Gu’an, a steel production town south of Beijing only had one anti-pollution plan to cover all companies and industries, rendering it effectively useless, the ministry said.

An economic development zone in Tangshan in Hebei province randomly copied and pasted plans from other regions, even including the wrong place names from other regions in their anti-pollution strategy.

Gujiao and Qingxu county, two coal mines zones in Taiyuan in Shanxi province, are still using plans draw up in 2013, the ministry found.

In many places, air quality control regulations were simply ignored, the ministry said.

A huge number of small manufacturers are operating in Shijiazhuang without any pollution control equipment and pump “black smoke” directly into the atmosphere.

In one village in Xingtai , more than 80 food processing companies were found using primitive gas furnaces, devices emitting polluted air, and none had equipment to control emissions.

Environmental violations among companies were widespread, the ministry found, including at many big state-owned enterprises.


I mentioned just the other day that there are grave doubts whether regional and local governments in China are reporting accurate data to Beijing. While this story specifically relates to pollution, there can be little doubt that the problem is much wider.

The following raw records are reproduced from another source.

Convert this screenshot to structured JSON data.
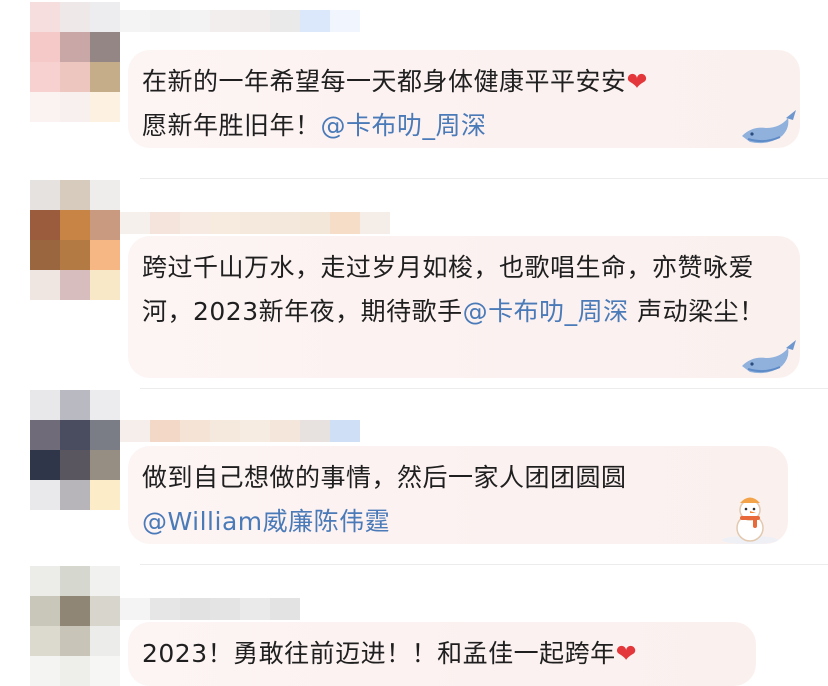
{
  "comments": [
    {
      "text": "在新的一年希望每一天都身体健康平平安安",
      "heart": "❤",
      "line2": "愿新年胜旧年！",
      "mention": "@卡布叻_周深",
      "decoration_icon": "whale-icon"
    },
    {
      "text": "跨过千山万水，走过岁月如梭，也歌唱生命，亦赞咏爱河，2023新年夜，期待歌手",
      "mention": "@卡布叻_周深",
      "text_after": " 声动梁尘！",
      "decoration_icon": "whale-icon"
    },
    {
      "text": "做到自己想做的事情，然后一家人团团圆圆",
      "mention": "@William威廉陈伟霆",
      "decoration_icon": "snowman-icon"
    },
    {
      "text": "2023！勇敢往前迈进！！和孟佳一起跨年",
      "heart": "❤"
    }
  ],
  "colors": {
    "mention": "#4a7ab8",
    "heart": "#e4373b",
    "bubble": "#fbf2f1"
  }
}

Can any data relating to coal use, CO2 emissions etc be relied on?


March 31, 2017 at 07:30AM

More on China SO2

More on China SO2

via Scottish Sceptic

First let’s show the maps that make me so excited SO2 emissions as seen via satellite: Now let’s focus on that Chinese plume which I’ve highlighted in green: Now let’s see the temperature trend map for this area: As you … Continue reading

via Scottish Sceptic

March 31, 2017 at 07:08AM